Obviously getting nowhere I made the call for reinforcements and after much discussion and loud obscenities the family was removed, leaving us to restore order, dis-assemble the bits of tree house, and salvage what we could that had not been trashed. I couldn’t get over their sense of entitlement and offense when challenged; don’t think I’ll ever forget yesterday as long as I live.
How would you have responded if that happened to you?
It’s really a parable describing how easily we can slip into a pattern of living in this world without reference to God, somehow believing we’re entitled to a trouble-free life and when things go wrong he’s the one to blame. Life turns on a dime…. I was booked to attend a conference in Florida next week, accompanying a friend.

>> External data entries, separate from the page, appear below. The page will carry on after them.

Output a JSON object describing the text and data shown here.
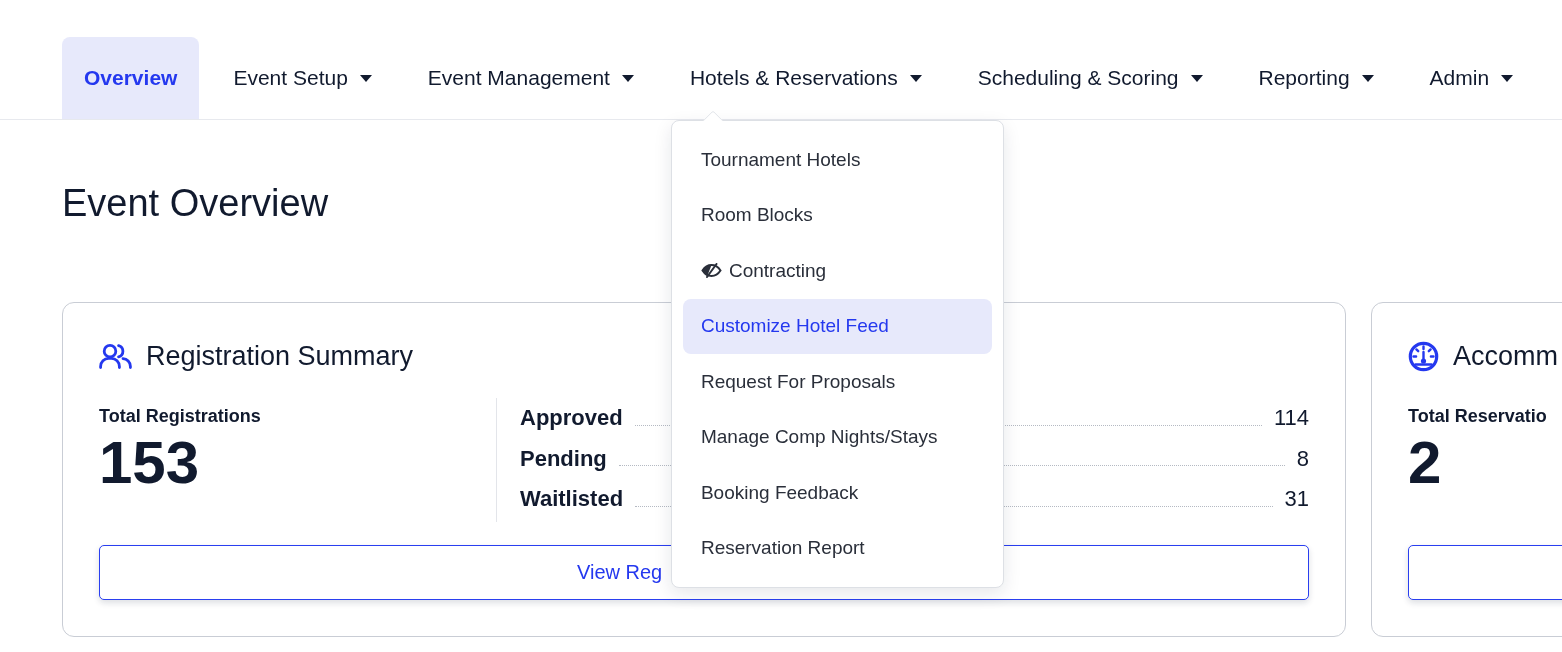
{
  "nav": {
    "tabs": [
      {
        "label": "Overview",
        "selected": true,
        "has_dropdown": false,
        "expanded": false
      },
      {
        "label": "Event Setup",
        "selected": false,
        "has_dropdown": true,
        "expanded": false
      },
      {
        "label": "Event Management",
        "selected": false,
        "has_dropdown": true,
        "expanded": false
      },
      {
        "label": "Hotels & Reservations",
        "selected": false,
        "has_dropdown": true,
        "expanded": true,
        "menu": [
          {
            "label": "Tournament Hotels",
            "kind": "plain",
            "selected": false
          },
          {
            "label": "Room Blocks",
            "kind": "plain",
            "selected": false
          },
          {
            "label": "Contracting",
            "kind": "icon",
            "selected": false
          },
          {
            "label": "Customize Hotel Feed",
            "kind": "plain",
            "selected": true
          },
          {
            "label": "Request For Proposals",
            "kind": "plain",
            "selected": false
          },
          {
            "label": "Manage Comp Nights/Stays",
            "kind": "plain",
            "selected": false
          },
          {
            "label": "Booking Feedback",
            "kind": "plain",
            "selected": false
          },
          {
            "label": "Reservation Report",
            "kind": "plain",
            "selected": false
          }
        ]
      },
      {
        "label": "Scheduling & Scoring",
        "selected": false,
        "has_dropdown": true,
        "expanded": false
      },
      {
        "label": "Reporting",
        "selected": false,
        "has_dropdown": true,
        "expanded": false
      },
      {
        "label": "Admin",
        "selected": false,
        "has_dropdown": true,
        "expanded": false
      }
    ]
  },
  "page_title": "Event Overview",
  "cards": [
    {
      "title": "Registration Summary",
      "total_label": "Total Registrations",
      "total_value": "153",
      "breakdown": [
        {
          "label": "Approved",
          "value": "114"
        },
        {
          "label": "Pending",
          "value": "8"
        },
        {
          "label": "Waitlisted",
          "value": "31"
        }
      ],
      "button_label": "View Reg"
    },
    {
      "title": "Accomm",
      "total_label": "Total Reservatio",
      "total_value": "2"
    }
  ]
}
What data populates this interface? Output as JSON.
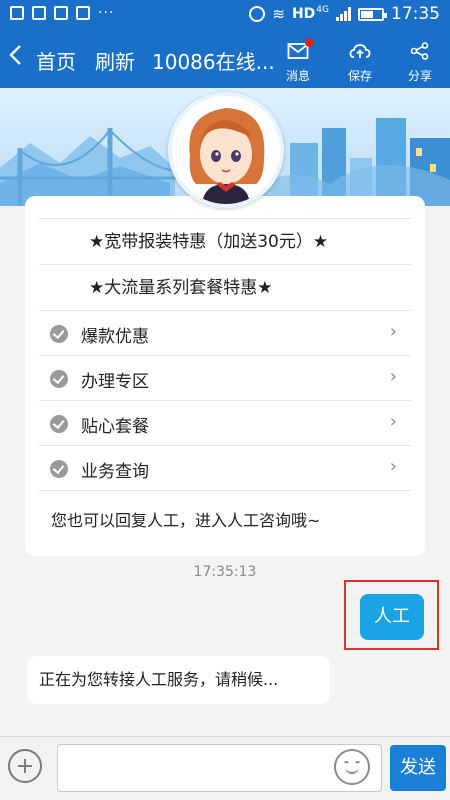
{
  "status_bar": {
    "network": "HD",
    "network_gen": "4G",
    "time": "17:35"
  },
  "nav": {
    "back_icon": "chevron-left-icon",
    "home_label": "首页",
    "refresh_label": "刷新",
    "title": "10086在线...",
    "actions": [
      {
        "label": "消息",
        "icon": "mail-icon",
        "has_badge": true
      },
      {
        "label": "保存",
        "icon": "cloud-upload-icon"
      },
      {
        "label": "分享",
        "icon": "share-icon"
      }
    ]
  },
  "card": {
    "promos": [
      "★宽带报装特惠（加送30元）★",
      "★大流量系列套餐特惠★"
    ],
    "menu_items": [
      {
        "label": "爆款优惠"
      },
      {
        "label": "办理专区"
      },
      {
        "label": "贴心套餐"
      },
      {
        "label": "业务查询"
      }
    ],
    "footer": "您也可以回复人工，进入人工咨询哦~"
  },
  "chat": {
    "timestamp": "17:35:13",
    "outgoing": "人工",
    "incoming": "正在为您转接人工服务，请稍候..."
  },
  "input_bar": {
    "send_label": "发送"
  },
  "colors": {
    "primary": "#1a6fc9",
    "bubble_out": "#1aa3e5",
    "highlight": "#d8342c"
  }
}
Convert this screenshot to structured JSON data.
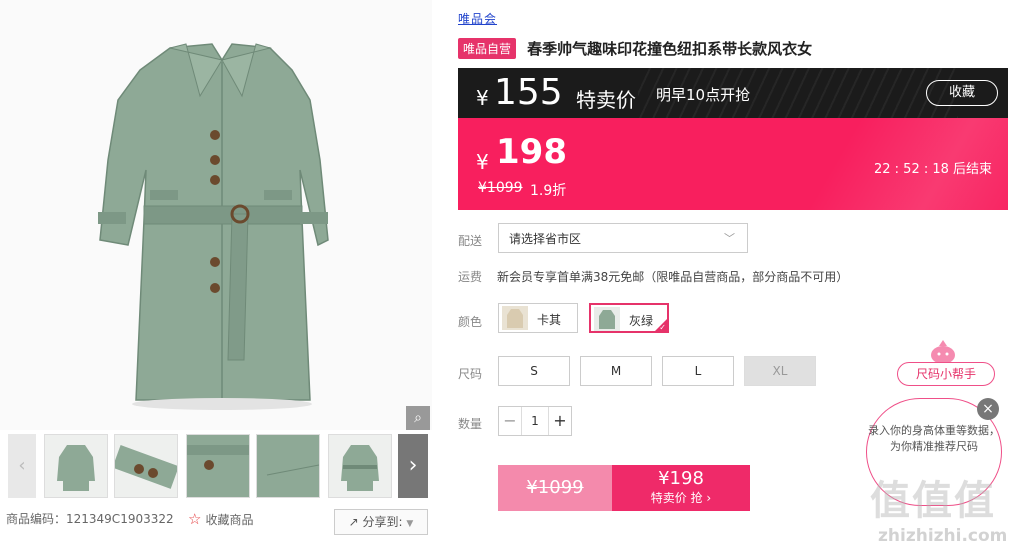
{
  "top_logo": "唯品会",
  "product": {
    "tag": "唯品自营",
    "title": "春季帅气趣味印花撞色纽扣系带长款风衣女"
  },
  "presale": {
    "currency": "¥",
    "price": "155",
    "label": "特卖价",
    "time": "明早10点开抢",
    "collect_label": "收藏"
  },
  "current": {
    "currency": "¥",
    "price": "198",
    "original": "¥1099",
    "discount": "1.9折",
    "countdown": "22 : 52 : 18  后结束"
  },
  "delivery": {
    "label": "配送",
    "placeholder": "请选择省市区"
  },
  "shipping": {
    "label": "运费",
    "text": "新会员专享首单满38元免邮（限唯品自营商品，部分商品不可用）"
  },
  "color": {
    "label": "颜色",
    "options": [
      {
        "name": "卡其",
        "swatch": "#d9cbb0",
        "selected": false
      },
      {
        "name": "灰绿",
        "swatch": "#8ea996",
        "selected": true
      }
    ]
  },
  "size": {
    "label": "尺码",
    "options": [
      "S",
      "M",
      "L",
      "XL"
    ],
    "disabled": [
      "XL"
    ]
  },
  "quantity": {
    "label": "数量",
    "value": "1",
    "minus": "−",
    "plus": "+"
  },
  "buy": {
    "left_price": "¥1099",
    "right_price": "¥198",
    "right_label": "特卖价 抢 ›"
  },
  "gallery": {
    "zoom_icon": "magnifier-icon",
    "prev_icon": "‹",
    "next_icon": "›"
  },
  "meta": {
    "code": "商品编码：121349C1903322",
    "favorite": "收藏商品",
    "share": "分享到:"
  },
  "helper": {
    "tab": "尺码小帮手",
    "bubble": "录入你的身高体重等数据，为你精准推荐尺码",
    "close": "×"
  },
  "watermark": {
    "big": "值值值",
    "site": "zhizhizhi.com"
  },
  "colors": {
    "brand_pink": "#f81f5e",
    "dark_bar": "#1b1b1b",
    "tag_pink": "#e6336a",
    "coat_green": "#8ea996"
  }
}
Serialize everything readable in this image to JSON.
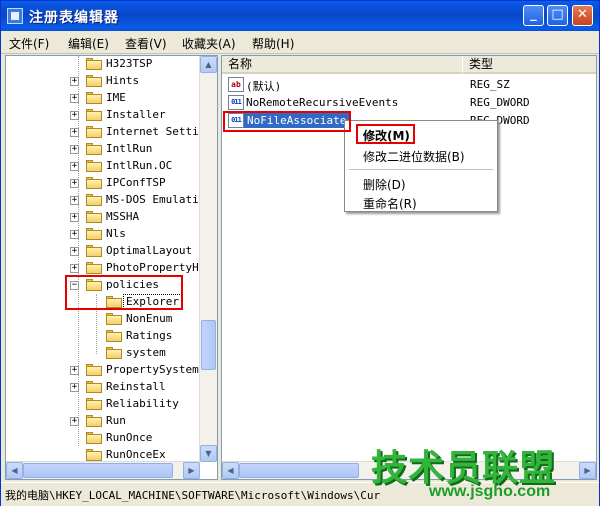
{
  "window": {
    "title": "注册表编辑器"
  },
  "title_buttons": {
    "minimize": "_",
    "maximize": "□",
    "close": "✕"
  },
  "menubar": {
    "items": [
      {
        "label": "文件(F)"
      },
      {
        "label": "编辑(E)"
      },
      {
        "label": "查看(V)"
      },
      {
        "label": "收藏夹(A)"
      },
      {
        "label": "帮助(H)"
      }
    ]
  },
  "tree": {
    "items": [
      {
        "label": "H323TSP",
        "expander": ""
      },
      {
        "label": "Hints",
        "expander": "+"
      },
      {
        "label": "IME",
        "expander": "+"
      },
      {
        "label": "Installer",
        "expander": "+"
      },
      {
        "label": "Internet Setti",
        "expander": "+"
      },
      {
        "label": "IntlRun",
        "expander": "+"
      },
      {
        "label": "IntlRun.OC",
        "expander": "+"
      },
      {
        "label": "IPConfTSP",
        "expander": "+"
      },
      {
        "label": "MS-DOS Emulati",
        "expander": "+"
      },
      {
        "label": "MSSHA",
        "expander": "+"
      },
      {
        "label": "Nls",
        "expander": "+"
      },
      {
        "label": "OptimalLayout",
        "expander": "+"
      },
      {
        "label": "PhotoPropertyH",
        "expander": "+"
      },
      {
        "label": "policies",
        "expander": "−"
      },
      {
        "label": "Explorer",
        "expander": "",
        "child": true,
        "selected": true
      },
      {
        "label": "NonEnum",
        "expander": "",
        "child": true
      },
      {
        "label": "Ratings",
        "expander": "",
        "child": true
      },
      {
        "label": "system",
        "expander": "",
        "child": true
      },
      {
        "label": "PropertySystem",
        "expander": "+"
      },
      {
        "label": "Reinstall",
        "expander": "+"
      },
      {
        "label": "Reliability",
        "expander": ""
      },
      {
        "label": "Run",
        "expander": "+"
      },
      {
        "label": "RunOnce",
        "expander": ""
      },
      {
        "label": "RunOnceEx",
        "expander": ""
      }
    ]
  },
  "list": {
    "headers": {
      "name": "名称",
      "type": "类型"
    },
    "rows": [
      {
        "icon": "string-value-icon",
        "glyph": "ab",
        "name": "(默认)",
        "type": "REG_SZ"
      },
      {
        "icon": "binary-value-icon",
        "glyph": "011",
        "name": "NoRemoteRecursiveEvents",
        "type": "REG_DWORD"
      },
      {
        "icon": "binary-value-icon",
        "glyph": "011",
        "name": "NoFileAssociate",
        "type": "REG_DWORD",
        "selected": true
      }
    ]
  },
  "context_menu": {
    "items": [
      {
        "label": "修改(M)",
        "bold": true
      },
      {
        "label": "修改二进位数据(B)"
      },
      {
        "label": "删除(D)"
      },
      {
        "label": "重命名(R)"
      }
    ]
  },
  "statusbar": {
    "path": "我的电脑\\HKEY_LOCAL_MACHINE\\SOFTWARE\\Microsoft\\Windows\\Cur"
  },
  "watermark": {
    "title": "技术员联盟",
    "url": "www.jsgho.com"
  },
  "colors": {
    "title_blue": "#0a5ce8",
    "selection": "#316ac5",
    "highlight_red": "#e60000",
    "watermark_green": "#32b53a"
  }
}
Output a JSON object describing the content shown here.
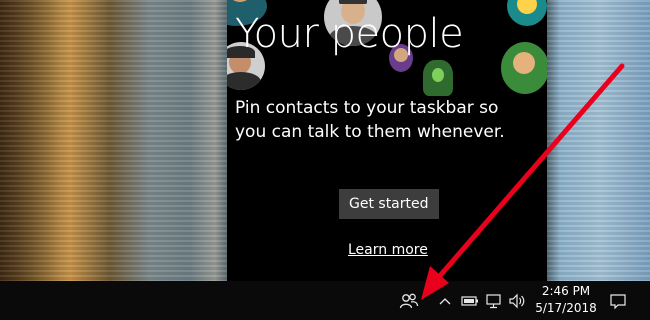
{
  "panel": {
    "title": "Your people",
    "description": "Pin contacts to your taskbar so you can talk to them whenever.",
    "primary_button": "Get started",
    "link": "Learn more"
  },
  "taskbar": {
    "time": "2:46 PM",
    "date": "5/17/2018",
    "icons": [
      "people-icon",
      "chevron-up-icon",
      "battery-icon",
      "network-icon",
      "volume-icon",
      "action-center-icon"
    ]
  },
  "colors": {
    "panel_bg": "#000000",
    "taskbar_bg": "#0a0a0a",
    "button_bg": "#3d3d3d",
    "arrow": "#e8001c"
  }
}
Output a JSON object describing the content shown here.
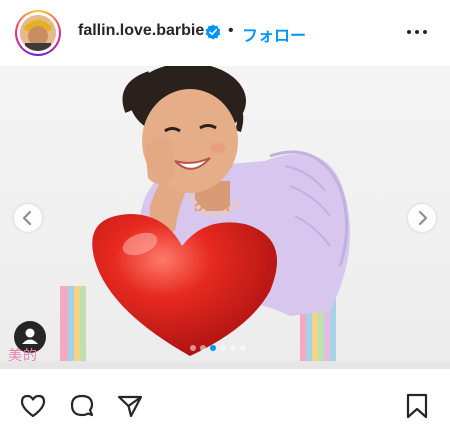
{
  "post": {
    "username": "fallin.love.barbie",
    "separator": "•",
    "follow_label": "フォロー",
    "verified": true
  },
  "media": {
    "watermark": "美的",
    "carousel": {
      "count": 6,
      "active_index": 2
    }
  },
  "icons": {
    "more": "more-horizontal-icon",
    "prev": "chevron-left-icon",
    "next": "chevron-right-icon",
    "tag": "user-tag-icon",
    "like": "heart-outline-icon",
    "comment": "comment-icon",
    "share": "paper-plane-icon",
    "save": "bookmark-icon"
  },
  "colors": {
    "accent": "#0095f6",
    "text": "#262626",
    "balloon": "#e0201b",
    "blouse": "#d7c6ee"
  }
}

Two days ago his wife was undergoing routine blood tests when suddenly leukemia was diagnosed – today she undergoes emergency chemotherapy and the next three months is critical (fortunately the prognosis is good for this particular type).
Those of us who watched the Masters Golf this weekend will know the dramatic story of Phil Mickelson’s family – wife and mother struggling to overcome breast cancer over the past year. All the money and success in the world doesn’t seem to be that important when life hangs in the balance. All the money and success in the world can’t buy character or a deep sense of identity and self awareness… as Tiger Woods grapples to extricate himself from his nightmare.
In post game interviews an emotional Mickelson cherished the moment, applauded his wife’s courage, and deeply appreciated the outcome. An emotional Woods complained about his game, said the scrutiny of his outbursts was exaggerated, and was depressingly self-absorbed. Lee Westwood, who played magnificently and had to be disappointed, was gracious in defeat, said that Mickelson played like a champion, and counted himself to be a lucky man in the scheme of things.
We’re only one week away from Easter – where God the Father, the creator and owner of the universe sent his Son Jesus to remind us of our purpose, his plan, our predicament, his solution, our rebellion, his initiative, our indifference, his passionate love, our desire to treat the house like we own it, his insistence that we respect what has been entrusted to us.
So, when God walks in on you or me today what will he find? Strangers, or friends of his who are incredibly appreciative for what we have and more than willing to give him time, attention, and praise as we appreciate every day.
Furthermore we live with the assurance that he has not only provided the home but promises to live there with us and help keep it clean. And when life turns on a dime he’ll be right by our side with support, encouragement, and resources. That’s worth a greater applause than Mickelson’s incredible shot out of the trees and onto the green at Amen Corner – Amen!